Problem — Check each line of the records below and collect those holding "good".

Data about app and page elements —
■ ■ ■ ■ ■

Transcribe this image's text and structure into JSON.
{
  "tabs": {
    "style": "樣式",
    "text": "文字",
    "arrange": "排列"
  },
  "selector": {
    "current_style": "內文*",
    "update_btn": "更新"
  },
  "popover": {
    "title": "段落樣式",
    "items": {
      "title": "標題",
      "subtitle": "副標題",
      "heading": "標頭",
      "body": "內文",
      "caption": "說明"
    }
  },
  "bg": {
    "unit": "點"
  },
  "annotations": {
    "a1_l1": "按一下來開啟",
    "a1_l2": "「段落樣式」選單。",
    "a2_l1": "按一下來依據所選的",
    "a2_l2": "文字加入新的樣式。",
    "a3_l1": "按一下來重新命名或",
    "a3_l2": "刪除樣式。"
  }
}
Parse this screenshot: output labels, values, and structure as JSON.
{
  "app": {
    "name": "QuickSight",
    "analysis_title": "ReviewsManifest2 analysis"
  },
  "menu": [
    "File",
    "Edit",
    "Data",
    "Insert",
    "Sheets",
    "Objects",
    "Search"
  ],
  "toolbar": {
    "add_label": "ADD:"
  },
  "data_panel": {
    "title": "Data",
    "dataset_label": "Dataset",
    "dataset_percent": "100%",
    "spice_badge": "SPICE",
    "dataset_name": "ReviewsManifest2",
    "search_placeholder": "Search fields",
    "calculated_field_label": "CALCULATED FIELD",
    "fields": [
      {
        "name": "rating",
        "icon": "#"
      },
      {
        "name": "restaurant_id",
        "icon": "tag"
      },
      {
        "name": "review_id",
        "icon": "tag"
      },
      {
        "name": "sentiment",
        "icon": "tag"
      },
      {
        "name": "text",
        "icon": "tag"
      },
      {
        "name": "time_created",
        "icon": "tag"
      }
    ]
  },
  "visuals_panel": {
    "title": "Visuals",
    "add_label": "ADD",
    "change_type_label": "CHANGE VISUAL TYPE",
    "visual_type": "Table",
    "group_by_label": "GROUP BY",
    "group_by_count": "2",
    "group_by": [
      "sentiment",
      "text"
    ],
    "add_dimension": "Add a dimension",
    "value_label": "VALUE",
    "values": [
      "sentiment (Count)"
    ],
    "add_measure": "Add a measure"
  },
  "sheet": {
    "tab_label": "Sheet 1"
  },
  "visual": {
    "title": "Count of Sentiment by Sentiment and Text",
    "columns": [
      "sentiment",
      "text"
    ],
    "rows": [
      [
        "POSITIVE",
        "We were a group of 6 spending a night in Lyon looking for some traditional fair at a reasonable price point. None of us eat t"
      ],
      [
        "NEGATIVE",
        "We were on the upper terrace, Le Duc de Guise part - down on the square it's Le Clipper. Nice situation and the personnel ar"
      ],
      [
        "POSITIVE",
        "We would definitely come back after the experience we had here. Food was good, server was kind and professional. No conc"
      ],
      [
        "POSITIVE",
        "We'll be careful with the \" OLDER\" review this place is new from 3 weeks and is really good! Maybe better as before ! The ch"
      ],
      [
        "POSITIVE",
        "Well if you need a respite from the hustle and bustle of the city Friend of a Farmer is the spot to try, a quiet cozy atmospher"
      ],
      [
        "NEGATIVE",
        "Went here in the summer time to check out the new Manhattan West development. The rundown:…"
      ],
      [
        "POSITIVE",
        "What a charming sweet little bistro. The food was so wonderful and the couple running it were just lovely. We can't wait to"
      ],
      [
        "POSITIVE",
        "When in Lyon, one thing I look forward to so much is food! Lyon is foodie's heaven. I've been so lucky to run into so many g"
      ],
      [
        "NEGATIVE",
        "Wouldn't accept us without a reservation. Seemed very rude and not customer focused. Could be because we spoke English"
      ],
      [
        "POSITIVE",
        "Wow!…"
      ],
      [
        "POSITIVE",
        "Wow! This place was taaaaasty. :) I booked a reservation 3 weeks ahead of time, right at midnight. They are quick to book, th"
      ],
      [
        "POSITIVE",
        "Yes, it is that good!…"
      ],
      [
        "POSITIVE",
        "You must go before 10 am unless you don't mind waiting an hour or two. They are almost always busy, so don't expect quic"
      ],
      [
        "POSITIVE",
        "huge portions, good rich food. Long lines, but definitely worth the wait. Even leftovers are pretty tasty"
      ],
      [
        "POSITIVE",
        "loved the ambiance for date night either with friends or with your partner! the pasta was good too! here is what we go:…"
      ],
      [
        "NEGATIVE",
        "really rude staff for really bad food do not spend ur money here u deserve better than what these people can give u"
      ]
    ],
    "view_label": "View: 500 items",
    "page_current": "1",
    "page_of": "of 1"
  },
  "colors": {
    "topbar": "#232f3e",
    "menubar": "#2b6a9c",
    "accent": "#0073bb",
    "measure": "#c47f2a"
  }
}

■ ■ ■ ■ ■

Problem solution —
        "We would definitely come back after the experience we had here. Food was good, server was kind and professional. No conc"
        "We'll be careful with the \" OLDER\" review this place is new from 3 weeks and is really good! Maybe better as before ! The ch"
        "Yes, it is that good!…"
        "huge portions, good rich food. Long lines, but definitely worth the wait. Even leftovers are pretty tasty"
        "loved the ambiance for date night either with friends or with your partner! the pasta was good too! here is what we go:…"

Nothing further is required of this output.